7. Balance autonomy with intimacy – It is reasonable for both partners to want to have some ‘me time’ to pursue friendships, hobbies, relaxation etc. It is also reasonable to expect having some time with each other and the children and a fair give and take of activities that please everyone. Balance is the key.
8. It’s not a competition of who is working the hardest – Don’t waste precious home time with point scoring – show some understanding and interest, acknowledge and validate the valuable contribution you both make. Be intentional about asking your partner to express what has been difficult while they have been away, without refute, judgment, finger pointing or even ‘helpful’ suggestions. Just listen and validate that you acknowledge that it has been difficult.
9. Mind Map your loved ones – This is being attuned to someone else enough that you can ‘read their mind’ and anticipate their needs. Here is a hint – you can probably get away with not doing a heap of things, if you can just work out what is most important to them and meet those needs. This might be spending 15 minutes, when first asked to play a game with your kids; or if physical touch is important, give your partner a shoulder rub because you noticed they looked tense. Meaningful connection trumps quantity any day!
10. Be Intentional – Life has a way of just taking over and unless you are intentional, challenges will come up and snowball. I recommend that you deliberately carve out half an hour together in the first few hours you are home, to intentionally check-in on what’s been going on and what has been a challenge. Jointly decide on anything you can solve upfront or park it for further discussion to buy yourself the breathing space to settle back in before making decisions. Flag and acknowledge, revisit later if needed.
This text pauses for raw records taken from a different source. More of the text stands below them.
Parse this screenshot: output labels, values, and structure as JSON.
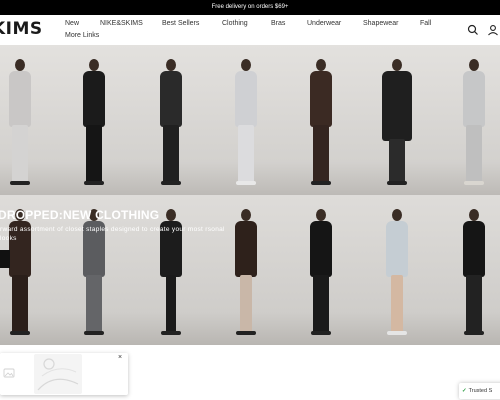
{
  "promo": {
    "text": "Free delivery on orders $69+"
  },
  "brand": {
    "logo_text": "KIMS"
  },
  "nav": {
    "items": [
      "New",
      "NIKE&SKIMS",
      "Best Sellers",
      "Clothing",
      "Bras",
      "Underwear",
      "Shapewear",
      "Fall"
    ],
    "more_label": "More Links"
  },
  "header_icons": [
    "search-icon",
    "account-icon"
  ],
  "hero": {
    "title": "DROPPED:NEW CLOTHING",
    "subtitle": "rward assortment of closet staples designed to create your most rsonal looks"
  },
  "popup": {
    "text": "",
    "close_label": "×"
  },
  "trusted_badge": {
    "label": "Trusted S"
  },
  "colors": {
    "promo_bg": "#000000",
    "text": "#111111",
    "trusted_check": "#2e9e44"
  }
}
That said, don’t be so regimented and inflexible that you can’t respond to a genuine bid for support or an important need. Life is not a documented work practice – that’s what makes coming home worth living for.
Many of these topics you will be able to discuss by yourself, but if you are highly volatile and argumentative or avoidant and don’t like speaking up, sometimes it is best to have a counsellor navigate with you and facilitate the conversation.
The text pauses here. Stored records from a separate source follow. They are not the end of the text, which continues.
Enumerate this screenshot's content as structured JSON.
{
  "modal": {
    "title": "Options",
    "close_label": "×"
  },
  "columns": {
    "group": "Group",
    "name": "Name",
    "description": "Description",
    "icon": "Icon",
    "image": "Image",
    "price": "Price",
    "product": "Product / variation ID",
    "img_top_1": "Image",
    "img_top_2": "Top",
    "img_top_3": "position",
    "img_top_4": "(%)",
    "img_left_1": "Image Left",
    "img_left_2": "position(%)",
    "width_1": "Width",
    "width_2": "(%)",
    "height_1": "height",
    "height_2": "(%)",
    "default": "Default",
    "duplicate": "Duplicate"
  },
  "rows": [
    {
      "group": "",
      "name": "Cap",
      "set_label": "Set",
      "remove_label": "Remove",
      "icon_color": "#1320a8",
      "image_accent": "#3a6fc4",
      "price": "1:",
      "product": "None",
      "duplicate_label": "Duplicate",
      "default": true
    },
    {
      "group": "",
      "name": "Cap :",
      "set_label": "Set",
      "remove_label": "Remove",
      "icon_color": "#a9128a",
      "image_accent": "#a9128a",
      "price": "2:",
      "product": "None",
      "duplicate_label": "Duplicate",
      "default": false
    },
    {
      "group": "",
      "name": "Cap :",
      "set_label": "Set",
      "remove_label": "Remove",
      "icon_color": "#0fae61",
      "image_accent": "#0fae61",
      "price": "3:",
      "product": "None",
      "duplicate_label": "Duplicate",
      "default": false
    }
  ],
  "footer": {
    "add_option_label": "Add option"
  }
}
Sara Martin has a Master’s qualification, and takes an integrative counselling approach to her work with individuals, families and couples. She assists her clients with a range of issues, including trauma, life transitions, workplace stress and burnout, depression, anxiety, grief and loss, identity and self-esteem, relationship and intimacy.
To make an appointment with Brisbane counsellor Sara Martin, try Online Booking – Wishart. Alternatively, you can call Vision Psychology (Wishart) on (07) 3088 5422.